_EXERCISE DIRECTIONS_
Could you set down every entry exactly as it stands, without the images?

_SOURCE DATA_
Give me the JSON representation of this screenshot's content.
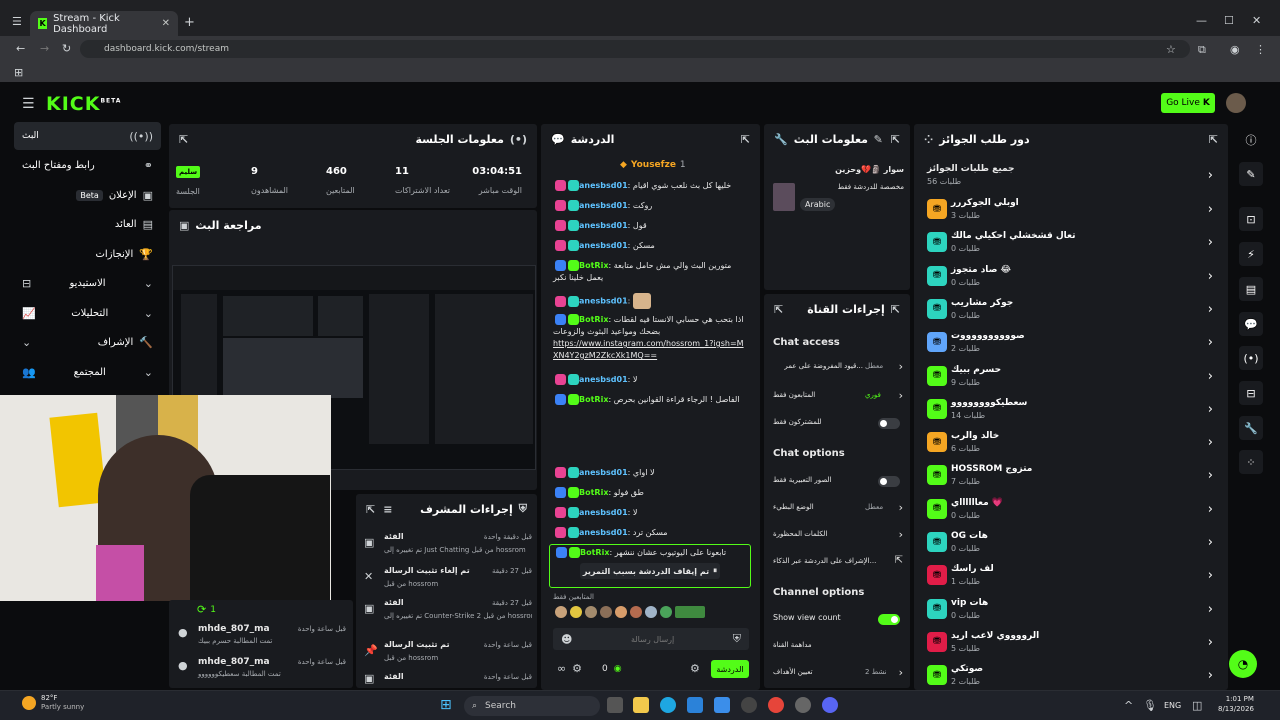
{
  "browser": {
    "tab_title": "Stream - Kick Dashboard",
    "url": "dashboard.kick.com/stream",
    "new_tab": "+"
  },
  "app": {
    "logo": "KICK",
    "logo_beta": "BETA",
    "go_live": "Go Live"
  },
  "sidebar": {
    "items": [
      {
        "label": "البث"
      },
      {
        "label": "رابط ومفتاح البث"
      },
      {
        "label": "الإعلان",
        "badge": "Beta"
      },
      {
        "label": "العائد"
      },
      {
        "label": "الإنجازات"
      },
      {
        "label": "الاستيديو"
      },
      {
        "label": "التحليلات"
      },
      {
        "label": "الإشراف"
      },
      {
        "label": "المجتمع"
      }
    ]
  },
  "session": {
    "title": "معلومات الجلسة",
    "stats": [
      {
        "value": "03:04:51",
        "label": "الوقت مباشر"
      },
      {
        "value": "11",
        "label": "تعداد الاشتراكات"
      },
      {
        "value": "460",
        "label": "المتابعين"
      },
      {
        "value": "9",
        "label": "المشاهدون"
      },
      {
        "value": "سليم",
        "label": "الجلسة"
      }
    ]
  },
  "preview": {
    "title": "مراجعة البث"
  },
  "mod_actions": {
    "title": "إجراءات المشرف",
    "rows": [
      {
        "title": "الفئة",
        "time": "قبل دقيقة واحدة",
        "desc": "تم تغييره إلى Just Chatting من قبل hossrom"
      },
      {
        "title": "تم إلغاء تثبيت الرسالة",
        "time": "قبل 27 دقيقة",
        "desc": "من قبل hossrom"
      },
      {
        "title": "الفئة",
        "time": "قبل 27 دقيقة",
        "desc": "تم تغييره إلى Counter-Strike 2 من قبل hossrom"
      },
      {
        "title": "تم تثبيت الرسالة",
        "time": "قبل ساعة واحدة",
        "desc": "من قبل hossrom"
      },
      {
        "title": "الفئة",
        "time": "قبل ساعة واحدة",
        "desc": ""
      }
    ]
  },
  "activity": {
    "count": "1",
    "rows": [
      {
        "name": "mhde_807_ma",
        "time": "قبل ساعة واحدة",
        "desc": "تمت المطالبة حسرم ببيك"
      },
      {
        "name": "mhde_807_ma",
        "time": "قبل ساعة واحدة",
        "desc": "تمت المطالبة سعطيكوووووو"
      }
    ]
  },
  "chat": {
    "title": "الدردشة",
    "pinned_user": "Yousefze",
    "pinned_count": "1",
    "messages": [
      {
        "user": "anesbsd01",
        "text": "خليها كل بث نلعب شوي اقيام"
      },
      {
        "user": "anesbsd01",
        "text": "روكت"
      },
      {
        "user": "anesbsd01",
        "text": "قول"
      },
      {
        "user": "anesbsd01",
        "text": "مسكن"
      },
      {
        "user": "BotRix",
        "text": "متورين البث والي مش حامل متابعة يعمل خلينا نكبر"
      },
      {
        "user": "anesbsd01",
        "text": ""
      },
      {
        "user": "BotRix",
        "text": "اذا بتحب هي حسابي الانستا فيه لقطات بضحك ومواعيد البثوث والزوعات"
      },
      {
        "user": "anesbsd01",
        "text": "لا"
      },
      {
        "user": "BotRix",
        "text": "الفاصل ! الرجاء قراءة القوانين بحرص"
      },
      {
        "user": "anesbsd01",
        "text": "لا اواي"
      },
      {
        "user": "BotRix",
        "text": "طق فولو"
      },
      {
        "user": "anesbsd01",
        "text": "لا"
      },
      {
        "user": "anesbsd01",
        "text": "مسكن ترد"
      },
      {
        "user": "BotRix",
        "text": "تابعونا على اليوتيوب عشان ننشهر"
      }
    ],
    "link": "https://www.instagram.com/hossrom_1?igsh=MXN4Y2gzM2ZkcXk1MQ==",
    "paused": "تم إيقاف الدردشة بسبب التمرير",
    "followers_only": "المتابعين فقط",
    "input_placeholder": "إرسال رسالة",
    "send_label": "الدردشة",
    "points": "0"
  },
  "stream_info": {
    "title": "معلومات البث",
    "stream_title": "سوار 🗿💔وحزين",
    "category": "مخصصة للدردشة فقط",
    "language": "Arabic"
  },
  "channel_actions": {
    "title": "إجراءات القناة",
    "chat_access": "Chat access",
    "rows_access": [
      {
        "label": "قيود المفروضة على عمر...",
        "value": "معطل"
      },
      {
        "label": "المتابعون فقط",
        "value": "فوري"
      },
      {
        "label": "للمشتركون فقط",
        "value": ""
      }
    ],
    "chat_options": "Chat options",
    "rows_options": [
      {
        "label": "الصور التعبيرية فقط",
        "value": ""
      },
      {
        "label": "الوضع البطيء",
        "value": "معطل"
      },
      {
        "label": "الكلمات المحظورة",
        "value": ""
      },
      {
        "label": "الإشراف على الدردشة عبر الذكاء...",
        "value": ""
      }
    ],
    "channel_options": "Channel options",
    "show_view_count": "Show view count",
    "rows_channel": [
      {
        "label": "مداهمة القناة",
        "value": ""
      },
      {
        "label": "تعيين الأهداف",
        "value": "نشط 2"
      }
    ]
  },
  "queue": {
    "title": "دور طلب الجوائز",
    "all_label": "جميع طلبات الجوائز",
    "all_count": "56 طلبات",
    "items": [
      {
        "name": "اوبلي الجوكررر",
        "count": "3 طلبات",
        "color": "#f5a623"
      },
      {
        "name": "تعال قشخشلي احكيلي مالك",
        "count": "0 طلبات",
        "color": "#2dd4bf"
      },
      {
        "name": "صاد متجوز 😂",
        "count": "0 طلبات",
        "color": "#2dd4bf"
      },
      {
        "name": "جوكر مشاريب",
        "count": "0 طلبات",
        "color": "#2dd4bf"
      },
      {
        "name": "صووووووووووت",
        "count": "2 طلبات",
        "color": "#60a5fa"
      },
      {
        "name": "حسرم ببيك",
        "count": "9 طلبات",
        "color": "#53fc18"
      },
      {
        "name": "سعطيكوووووووو",
        "count": "14 طلبات",
        "color": "#53fc18"
      },
      {
        "name": "خالد والرب",
        "count": "6 طلبات",
        "color": "#f5a623"
      },
      {
        "name": "HOSSROM متزوج",
        "count": "7 طلبات",
        "color": "#53fc18"
      },
      {
        "name": "معااااااي 💗",
        "count": "0 طلبات",
        "color": "#53fc18"
      },
      {
        "name": "OG هات",
        "count": "0 طلبات",
        "color": "#2dd4bf"
      },
      {
        "name": "لف راسك",
        "count": "1 طلبات",
        "color": "#e11d48"
      },
      {
        "name": "vip هات",
        "count": "0 طلبات",
        "color": "#2dd4bf"
      },
      {
        "name": "الرووووي لاعب اريد",
        "count": "5 طلبات",
        "color": "#e11d48"
      },
      {
        "name": "صوتكي",
        "count": "2 طلبات",
        "color": "#53fc18"
      }
    ]
  },
  "taskbar": {
    "weather_temp": "82°F",
    "weather_desc": "Partly sunny",
    "search": "Search",
    "lang": "ENG",
    "time": "1:01 PM",
    "date": "8/13/2026"
  }
}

_TASK RESPONSE_
Give me the JSON representation of this screenshot's content.
{
  "browser": {
    "tab_title": "Stream - Kick Dashboard",
    "url": "dashboard.kick.com/stream",
    "new_tab": "+"
  },
  "app": {
    "logo": "KICK",
    "logo_beta": "BETA",
    "go_live": "Go Live"
  },
  "sidebar": {
    "items": [
      {
        "label": "البث"
      },
      {
        "label": "رابط ومفتاح البث"
      },
      {
        "label": "الإعلان",
        "badge": "Beta"
      },
      {
        "label": "العائد"
      },
      {
        "label": "الإنجازات"
      },
      {
        "label": "الاستيديو"
      },
      {
        "label": "التحليلات"
      },
      {
        "label": "الإشراف"
      },
      {
        "label": "المجتمع"
      }
    ]
  },
  "session": {
    "title": "معلومات الجلسة",
    "stats": [
      {
        "value": "03:04:51",
        "label": "الوقت مباشر"
      },
      {
        "value": "11",
        "label": "تعداد الاشتراكات"
      },
      {
        "value": "460",
        "label": "المتابعين"
      },
      {
        "value": "9",
        "label": "المشاهدون"
      },
      {
        "value": "سليم",
        "label": "الجلسة"
      }
    ]
  },
  "preview": {
    "title": "مراجعة البث"
  },
  "mod_actions": {
    "title": "إجراءات المشرف",
    "rows": [
      {
        "title": "الفئة",
        "time": "قبل دقيقة واحدة",
        "desc": "تم تغييره إلى Just Chatting من قبل hossrom"
      },
      {
        "title": "تم إلغاء تثبيت الرسالة",
        "time": "قبل 27 دقيقة",
        "desc": "من قبل hossrom"
      },
      {
        "title": "الفئة",
        "time": "قبل 27 دقيقة",
        "desc": "تم تغييره إلى Counter-Strike 2 من قبل hossrom"
      },
      {
        "title": "تم تثبيت الرسالة",
        "time": "قبل ساعة واحدة",
        "desc": "من قبل hossrom"
      },
      {
        "title": "الفئة",
        "time": "قبل ساعة واحدة",
        "desc": ""
      }
    ]
  },
  "activity": {
    "count": "1",
    "rows": [
      {
        "name": "mhde_807_ma",
        "time": "قبل ساعة واحدة",
        "desc": "تمت المطالبة حسرم ببيك"
      },
      {
        "name": "mhde_807_ma",
        "time": "قبل ساعة واحدة",
        "desc": "تمت المطالبة سعطيكوووووو"
      }
    ]
  },
  "chat": {
    "title": "الدردشة",
    "pinned_user": "Yousefze",
    "pinned_count": "1",
    "messages": [
      {
        "user": "anesbsd01",
        "text": "خليها كل بث نلعب شوي اقيام"
      },
      {
        "user": "anesbsd01",
        "text": "روكت"
      },
      {
        "user": "anesbsd01",
        "text": "قول"
      },
      {
        "user": "anesbsd01",
        "text": "مسكن"
      },
      {
        "user": "BotRix",
        "text": "متورين البث والي مش حامل متابعة يعمل خلينا نكبر"
      },
      {
        "user": "anesbsd01",
        "text": ""
      },
      {
        "user": "BotRix",
        "text": "اذا بتحب هي حسابي الانستا فيه لقطات بضحك ومواعيد البثوث والزوعات"
      },
      {
        "user": "anesbsd01",
        "text": "لا"
      },
      {
        "user": "BotRix",
        "text": "الفاصل ! الرجاء قراءة القوانين بحرص"
      },
      {
        "user": "anesbsd01",
        "text": "لا اواي"
      },
      {
        "user": "BotRix",
        "text": "طق فولو"
      },
      {
        "user": "anesbsd01",
        "text": "لا"
      },
      {
        "user": "anesbsd01",
        "text": "مسكن ترد"
      },
      {
        "user": "BotRix",
        "text": "تابعونا على اليوتيوب عشان ننشهر"
      }
    ],
    "link": "https://www.instagram.com/hossrom_1?igsh=MXN4Y2gzM2ZkcXk1MQ==",
    "paused": "تم إيقاف الدردشة بسبب التمرير",
    "followers_only": "المتابعين فقط",
    "input_placeholder": "إرسال رسالة",
    "send_label": "الدردشة",
    "points": "0"
  },
  "stream_info": {
    "title": "معلومات البث",
    "stream_title": "سوار 🗿💔وحزين",
    "category": "مخصصة للدردشة فقط",
    "language": "Arabic"
  },
  "channel_actions": {
    "title": "إجراءات القناة",
    "chat_access": "Chat access",
    "rows_access": [
      {
        "label": "قيود المفروضة على عمر...",
        "value": "معطل"
      },
      {
        "label": "المتابعون فقط",
        "value": "فوري"
      },
      {
        "label": "للمشتركون فقط",
        "value": ""
      }
    ],
    "chat_options": "Chat options",
    "rows_options": [
      {
        "label": "الصور التعبيرية فقط",
        "value": ""
      },
      {
        "label": "الوضع البطيء",
        "value": "معطل"
      },
      {
        "label": "الكلمات المحظورة",
        "value": ""
      },
      {
        "label": "الإشراف على الدردشة عبر الذكاء...",
        "value": ""
      }
    ],
    "channel_options": "Channel options",
    "show_view_count": "Show view count",
    "rows_channel": [
      {
        "label": "مداهمة القناة",
        "value": ""
      },
      {
        "label": "تعيين الأهداف",
        "value": "نشط 2"
      }
    ]
  },
  "queue": {
    "title": "دور طلب الجوائز",
    "all_label": "جميع طلبات الجوائز",
    "all_count": "56 طلبات",
    "items": [
      {
        "name": "اوبلي الجوكررر",
        "count": "3 طلبات",
        "color": "#f5a623"
      },
      {
        "name": "تعال قشخشلي احكيلي مالك",
        "count": "0 طلبات",
        "color": "#2dd4bf"
      },
      {
        "name": "صاد متجوز 😂",
        "count": "0 طلبات",
        "color": "#2dd4bf"
      },
      {
        "name": "جوكر مشاريب",
        "count": "0 طلبات",
        "color": "#2dd4bf"
      },
      {
        "name": "صووووووووووت",
        "count": "2 طلبات",
        "color": "#60a5fa"
      },
      {
        "name": "حسرم ببيك",
        "count": "9 طلبات",
        "color": "#53fc18"
      },
      {
        "name": "سعطيكوووووووو",
        "count": "14 طلبات",
        "color": "#53fc18"
      },
      {
        "name": "خالد والرب",
        "count": "6 طلبات",
        "color": "#f5a623"
      },
      {
        "name": "HOSSROM متزوج",
        "count": "7 طلبات",
        "color": "#53fc18"
      },
      {
        "name": "معااااااي 💗",
        "count": "0 طلبات",
        "color": "#53fc18"
      },
      {
        "name": "OG هات",
        "count": "0 طلبات",
        "color": "#2dd4bf"
      },
      {
        "name": "لف راسك",
        "count": "1 طلبات",
        "color": "#e11d48"
      },
      {
        "name": "vip هات",
        "count": "0 طلبات",
        "color": "#2dd4bf"
      },
      {
        "name": "الرووووي لاعب اريد",
        "count": "5 طلبات",
        "color": "#e11d48"
      },
      {
        "name": "صوتكي",
        "count": "2 طلبات",
        "color": "#53fc18"
      }
    ]
  },
  "taskbar": {
    "weather_temp": "82°F",
    "weather_desc": "Partly sunny",
    "search": "Search",
    "lang": "ENG",
    "time": "1:01 PM",
    "date": "8/13/2026"
  }
}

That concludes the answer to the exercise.